__Task to carry out__:
Show every line below where "Division" appears.

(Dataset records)
──────────
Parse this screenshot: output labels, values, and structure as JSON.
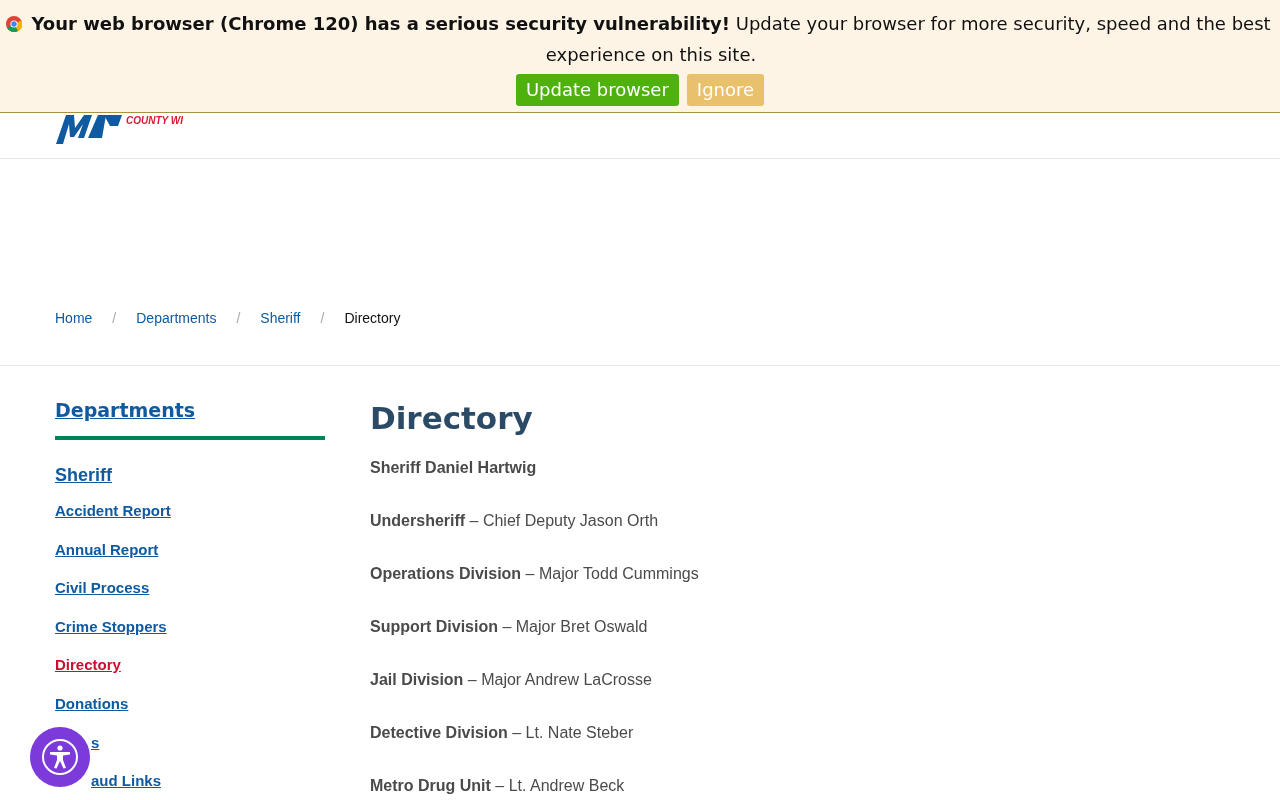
{
  "update_banner": {
    "message": "**Your web browser (Chrome 120) has a serious security vulnerability!** Update your browser for more security, speed and the best experience on this site.",
    "buttons": [
      {
        "label": "Update browser",
        "kind": "primary"
      },
      {
        "label": "Ignore",
        "kind": "secondary"
      }
    ]
  },
  "header": {
    "logo_subtitle": "COUNTY WI"
  },
  "breadcrumb": {
    "separator": "/",
    "items": [
      {
        "label": "Home",
        "current": false
      },
      {
        "label": "Departments",
        "current": false
      },
      {
        "label": "Sheriff",
        "current": false
      },
      {
        "label": "Directory",
        "current": true
      }
    ]
  },
  "sidebar": {
    "title": "Departments",
    "items": [
      {
        "label": "Sheriff",
        "kind": "parent",
        "selected": false
      },
      {
        "label": "Accident Report",
        "kind": "link",
        "selected": false
      },
      {
        "label": "Annual Report",
        "kind": "link",
        "selected": false
      },
      {
        "label": "Civil Process",
        "kind": "link",
        "selected": false
      },
      {
        "label": "Crime Stoppers",
        "kind": "link",
        "selected": false
      },
      {
        "label": "Directory",
        "kind": "link",
        "selected": true
      },
      {
        "label": "Donations",
        "kind": "link",
        "selected": false
      },
      {
        "label": "s",
        "kind": "covered",
        "selected": false
      },
      {
        "label": "aud Links",
        "kind": "covered",
        "selected": false
      }
    ]
  },
  "content": {
    "title": "Directory",
    "entries": [
      "**Sheriff Daniel Hartwig**",
      "**Undersheriff** – Chief Deputy Jason Orth",
      "**Operations Division** – Major Todd Cummings",
      "**Support Division** – Major Bret Oswald",
      "**Jail Division** – Major Andrew LaCrosse",
      "**Detective Division** – Lt. Nate Steber",
      "**Metro Drug Unit** – Lt. Andrew Beck"
    ]
  }
}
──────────
__The answer__:
      "**Operations Division** – Major Todd Cummings",
      "**Support Division** – Major Bret Oswald",
      "**Jail Division** – Major Andrew LaCrosse",
      "**Detective Division** – Lt. Nate Steber",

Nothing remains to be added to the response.